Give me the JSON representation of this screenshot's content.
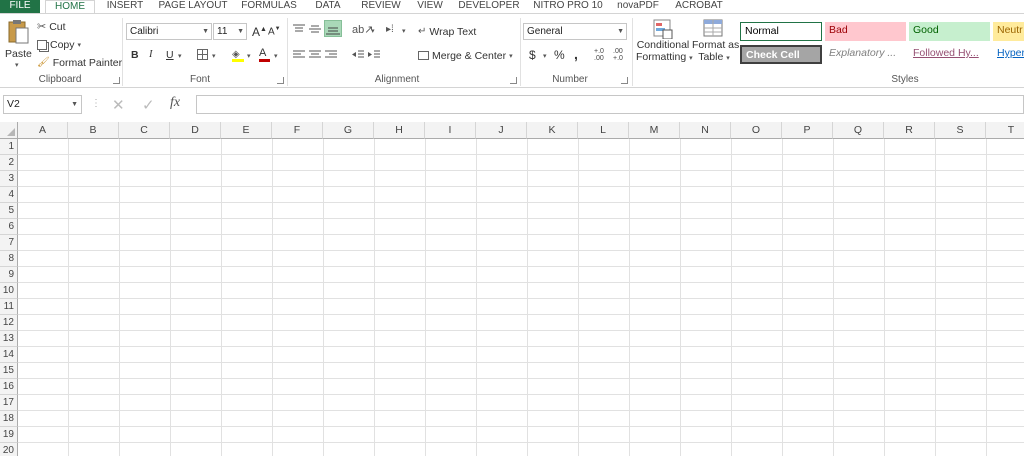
{
  "tabs": [
    "FILE",
    "HOME",
    "INSERT",
    "PAGE LAYOUT",
    "FORMULAS",
    "DATA",
    "REVIEW",
    "VIEW",
    "DEVELOPER",
    "NITRO PRO 10",
    "novaPDF",
    "ACROBAT"
  ],
  "clipboard": {
    "paste": "Paste",
    "cut": "Cut",
    "copy": "Copy",
    "format_painter": "Format Painter",
    "label": "Clipboard"
  },
  "font": {
    "name": "Calibri",
    "size": "11",
    "bold": "B",
    "italic": "I",
    "underline": "U",
    "grow": "A",
    "shrink": "A",
    "font_color": "A",
    "label": "Font"
  },
  "alignment": {
    "wrap_text": "Wrap Text",
    "merge_center": "Merge & Center",
    "label": "Alignment"
  },
  "number": {
    "format": "General",
    "currency": "$",
    "percent": "%",
    "comma": ",",
    "increase_decimal": "+.0 .00",
    "decrease_decimal": ".00 +.0",
    "label": "Number"
  },
  "styles": {
    "conditional_formatting": [
      "Conditional",
      "Formatting"
    ],
    "format_as_table": [
      "Format as",
      "Table"
    ],
    "cells": [
      {
        "name": "Normal",
        "bg": "#ffffff",
        "color": "#000000",
        "border": "#217346"
      },
      {
        "name": "Bad",
        "bg": "#ffc7ce",
        "color": "#9c0006"
      },
      {
        "name": "Good",
        "bg": "#c6efce",
        "color": "#006100"
      },
      {
        "name": "Neutr",
        "bg": "#ffeb9c",
        "color": "#9c6500"
      },
      {
        "name": "Check Cell",
        "bg": "#a5a5a5",
        "color": "#ffffff",
        "border": "#3f3f3f"
      },
      {
        "name": "Explanatory ...",
        "bg": "#ffffff",
        "color": "#7f7f7f"
      },
      {
        "name": "Followed Hy...",
        "bg": "#ffffff",
        "color": "#954f72"
      },
      {
        "name": "Hyper",
        "bg": "#ffffff",
        "color": "#0563c1"
      }
    ],
    "label": "Styles"
  },
  "formula_bar": {
    "name_box": "V2",
    "fx": "fx",
    "value": ""
  },
  "columns": [
    "A",
    "B",
    "C",
    "D",
    "E",
    "F",
    "G",
    "H",
    "I",
    "J",
    "K",
    "L",
    "M",
    "N",
    "O",
    "P",
    "Q",
    "R",
    "S",
    "T"
  ],
  "rows": [
    "1",
    "2",
    "3",
    "4",
    "5",
    "6",
    "7",
    "8",
    "9",
    "10",
    "11",
    "12",
    "13",
    "14",
    "15",
    "16",
    "17",
    "18",
    "19",
    "20"
  ],
  "colors": {
    "accent": "#217346"
  }
}
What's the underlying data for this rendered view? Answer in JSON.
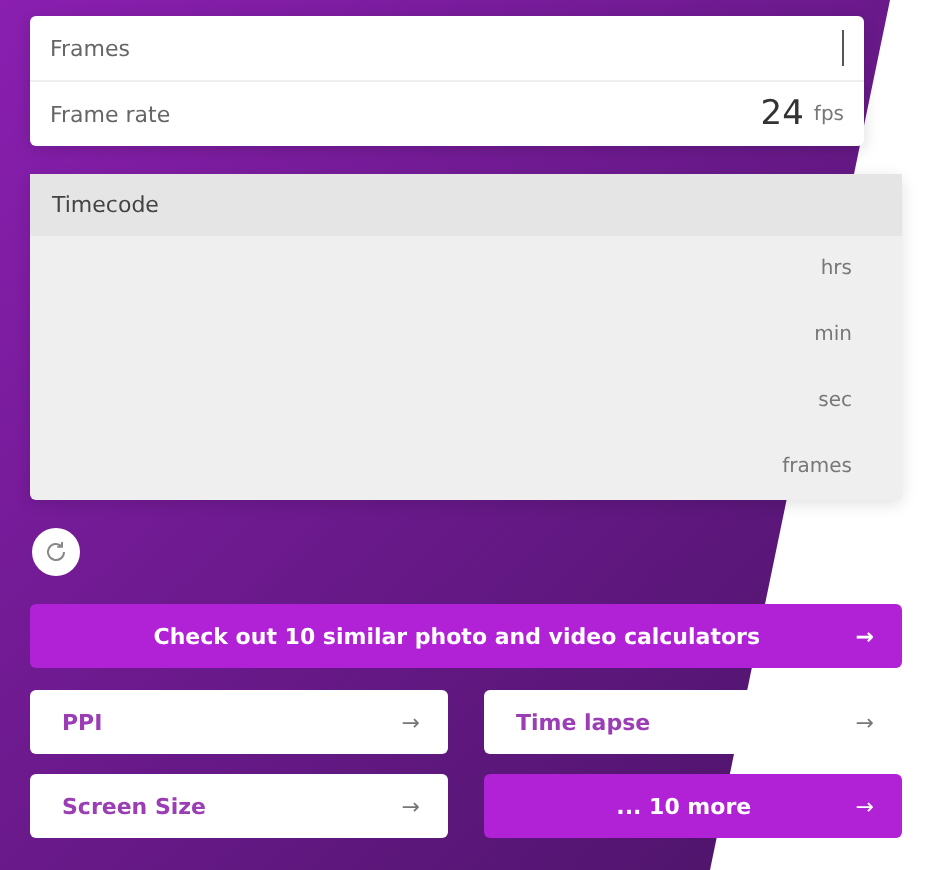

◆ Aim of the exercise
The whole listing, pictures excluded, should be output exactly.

◆ Written response
Give me the JSON representation of this screenshot's content.
{
  "tabs": [
    "FILE",
    "HOME",
    "INSERT",
    "PAGE LAYOUT",
    "FORMULAS",
    "DATA",
    "REVIEW",
    "VIEW",
    "DEVELOPER",
    "NITRO PRO 10",
    "novaPDF",
    "ACROBAT"
  ],
  "clipboard": {
    "paste": "Paste",
    "cut": "Cut",
    "copy": "Copy",
    "format_painter": "Format Painter",
    "label": "Clipboard"
  },
  "font": {
    "name": "Calibri",
    "size": "11",
    "bold": "B",
    "italic": "I",
    "underline": "U",
    "grow": "A",
    "shrink": "A",
    "font_color": "A",
    "label": "Font"
  },
  "alignment": {
    "wrap_text": "Wrap Text",
    "merge_center": "Merge & Center",
    "label": "Alignment"
  },
  "number": {
    "format": "General",
    "currency": "$",
    "percent": "%",
    "comma": ",",
    "increase_decimal": "+.0 .00",
    "decrease_decimal": ".00 +.0",
    "label": "Number"
  },
  "styles": {
    "conditional_formatting": [
      "Conditional",
      "Formatting"
    ],
    "format_as_table": [
      "Format as",
      "Table"
    ],
    "cells": [
      {
        "name": "Normal",
        "bg": "#ffffff",
        "color": "#000000",
        "border": "#217346"
      },
      {
        "name": "Bad",
        "bg": "#ffc7ce",
        "color": "#9c0006"
      },
      {
        "name": "Good",
        "bg": "#c6efce",
        "color": "#006100"
      },
      {
        "name": "Neutr",
        "bg": "#ffeb9c",
        "color": "#9c6500"
      },
      {
        "name": "Check Cell",
        "bg": "#a5a5a5",
        "color": "#ffffff",
        "border": "#3f3f3f"
      },
      {
        "name": "Explanatory ...",
        "bg": "#ffffff",
        "color": "#7f7f7f"
      },
      {
        "name": "Followed Hy...",
        "bg": "#ffffff",
        "color": "#954f72"
      },
      {
        "name": "Hyper",
        "bg": "#ffffff",
        "color": "#0563c1"
      }
    ],
    "label": "Styles"
  },
  "formula_bar": {
    "name_box": "V2",
    "fx": "fx",
    "value": ""
  },
  "columns": [
    "A",
    "B",
    "C",
    "D",
    "E",
    "F",
    "G",
    "H",
    "I",
    "J",
    "K",
    "L",
    "M",
    "N",
    "O",
    "P",
    "Q",
    "R",
    "S",
    "T"
  ],
  "rows": [
    "1",
    "2",
    "3",
    "4",
    "5",
    "6",
    "7",
    "8",
    "9",
    "10",
    "11",
    "12",
    "13",
    "14",
    "15",
    "16",
    "17",
    "18",
    "19",
    "20"
  ],
  "colors": {
    "accent": "#217346"
  }
}
What's the underlying data for this rendered view? Answer in JSON.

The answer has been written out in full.